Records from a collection
------------------------------------------------

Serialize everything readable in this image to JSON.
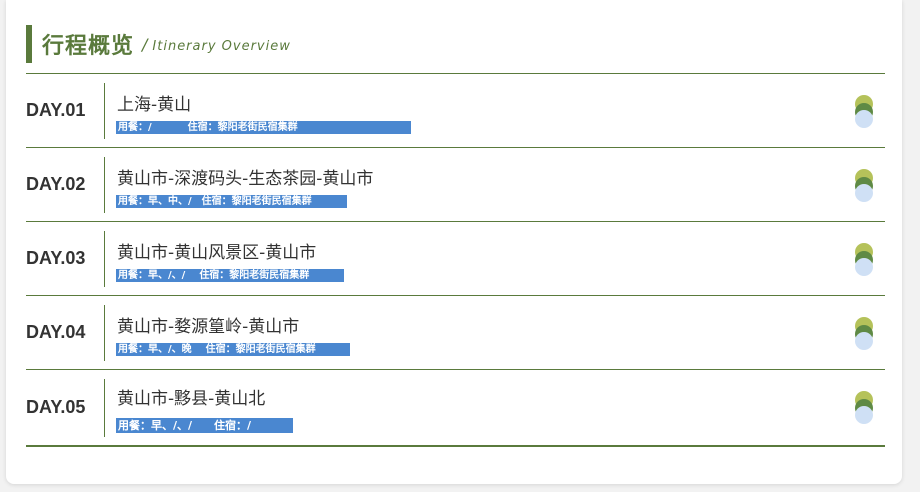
{
  "header": {
    "title": "行程概览",
    "separator": "/",
    "subtitle": "Itinerary Overview"
  },
  "colors": {
    "accent": "#5a7a3c",
    "meta_bg": "#4a87d0",
    "dot_top": "#b5c25a",
    "dot_mid": "#5f8a45",
    "dot_bottom": "#cfe0f5"
  },
  "days": [
    {
      "day": "DAY.01",
      "route": "上海-黄山",
      "meals_label": "用餐：/",
      "stay_label": "住宿：黎阳老街民宿集群",
      "icon": "dots-icon"
    },
    {
      "day": "DAY.02",
      "route": "黄山市-深渡码头-生态茶园-黄山市",
      "meals_label": "用餐：早、中、/",
      "stay_label": "住宿：黎阳老街民宿集群",
      "icon": "dots-icon"
    },
    {
      "day": "DAY.03",
      "route": "黄山市-黄山风景区-黄山市",
      "meals_label": "用餐：早、/、/",
      "stay_label": "住宿：黎阳老街民宿集群",
      "icon": "dots-icon"
    },
    {
      "day": "DAY.04",
      "route": "黄山市-婺源篁岭-黄山市",
      "meals_label": "用餐：早、/、晚",
      "stay_label": "住宿：黎阳老街民宿集群",
      "icon": "dots-icon"
    },
    {
      "day": "DAY.05",
      "route": "黄山市-黟县-黄山北",
      "meals_label": "用餐：早、/、/",
      "stay_label": "住宿：/",
      "icon": "dots-icon"
    }
  ]
}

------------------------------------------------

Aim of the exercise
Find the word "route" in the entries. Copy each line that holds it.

Exercise output
      "route": "上海-黄山",
      "route": "黄山市-深渡码头-生态茶园-黄山市",
      "route": "黄山市-黄山风景区-黄山市",
      "route": "黄山市-婺源篁岭-黄山市",
      "route": "黄山市-黟县-黄山北",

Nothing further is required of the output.